• Always check to make sure that the electricity is turned off before starting or continuing any electrical work
• Never turn on the electricity for someone else unless asked to do so
• Always check for electricity with a circuit tester
• Never work with wires or electrical equipment in wet or damp places Electricity is invisible. You can’t tell
if a wire is hot by looking at it. Things that electricity can run through are called conductors. Things that electricity cannot run through are called insulators. Electricity runs well through most metals and through water. So wires and electrical parts are made of metal. Because the human body is mostly water, it also makes a good conductor of electricity. Always be careful around electricity!
When you are working with appliances, you can turn off the electricity by pulling the plug. Most shop work is done this way. But when you are working on wiring in a house you must turn off the electricity in a different way.
All house wiring runs to a fuse box or breaker box. A fuse or breaker in this box completes each circuit. Too much electricity flowing through a wire could make it hot enough to melt and cause a fire. To prevent this, the fuse will melt or the circuit breaker will open automatically when the wires get too hot. This opens the circuit and stops the flow of electricity. The electricity can also be stopped by removing the fuse or opening the circuit breaker by hand.

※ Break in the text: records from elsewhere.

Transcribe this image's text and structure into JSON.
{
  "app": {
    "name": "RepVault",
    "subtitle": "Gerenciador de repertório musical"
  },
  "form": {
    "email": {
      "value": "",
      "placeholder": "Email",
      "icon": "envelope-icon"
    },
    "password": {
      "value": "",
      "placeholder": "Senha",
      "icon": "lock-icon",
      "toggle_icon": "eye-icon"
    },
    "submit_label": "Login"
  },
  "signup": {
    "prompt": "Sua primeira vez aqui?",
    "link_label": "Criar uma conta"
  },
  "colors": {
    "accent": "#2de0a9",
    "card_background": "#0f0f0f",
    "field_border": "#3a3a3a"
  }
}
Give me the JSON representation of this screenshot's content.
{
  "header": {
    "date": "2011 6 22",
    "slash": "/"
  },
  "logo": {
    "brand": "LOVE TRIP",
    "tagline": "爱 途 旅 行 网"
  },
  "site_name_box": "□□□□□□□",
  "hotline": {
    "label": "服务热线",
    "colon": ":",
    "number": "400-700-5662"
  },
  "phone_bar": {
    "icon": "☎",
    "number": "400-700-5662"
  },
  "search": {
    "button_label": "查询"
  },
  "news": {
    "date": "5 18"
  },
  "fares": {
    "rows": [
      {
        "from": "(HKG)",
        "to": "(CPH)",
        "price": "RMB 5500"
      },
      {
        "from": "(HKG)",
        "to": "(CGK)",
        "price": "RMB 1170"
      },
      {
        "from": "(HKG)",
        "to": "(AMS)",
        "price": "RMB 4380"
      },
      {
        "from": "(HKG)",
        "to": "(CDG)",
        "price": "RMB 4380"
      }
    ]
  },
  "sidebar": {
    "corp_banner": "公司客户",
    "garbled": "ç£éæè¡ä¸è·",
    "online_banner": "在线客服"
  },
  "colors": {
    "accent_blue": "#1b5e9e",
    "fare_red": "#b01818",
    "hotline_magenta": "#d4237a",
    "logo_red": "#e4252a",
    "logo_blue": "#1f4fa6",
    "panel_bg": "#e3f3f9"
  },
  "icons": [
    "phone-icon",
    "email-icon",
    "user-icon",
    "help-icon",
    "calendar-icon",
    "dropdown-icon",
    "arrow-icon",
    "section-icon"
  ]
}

The circuit breaker box and the fuse box have a main switch. This switch turns on or off all the electricity in the house. When electricians are working they will padlock the main switch in the off position and tag it.
A careful electrician tests bare wires with a circuit tester. A circuit tester is made of two wire probes and a small bulb which glows if electricity is flowing through the wire being checked.
Fuses are designed to melt and break the circuit when the flow of electricity becomes too great. Removing the fuse will also break the circuit.
The main switch on a fuse or circuit breaker box controls all the electricity in the house.
Blown fuses must be replaced. Blown circuit breakers, however, may be reset by hand.
On fuse boxes the switch may be locked open to insure that the electricity remains off. On circuit breaker boxes, the main switch is thrown and the cover is then locked.
Most circuit testers are made of two wires or probes and a neon bulb. The two probes are touched to the wires. If the bulb glows, the wires are hot (electricity is flowing). Circuit testers have different voltage ratings so be sure you are using the correct type.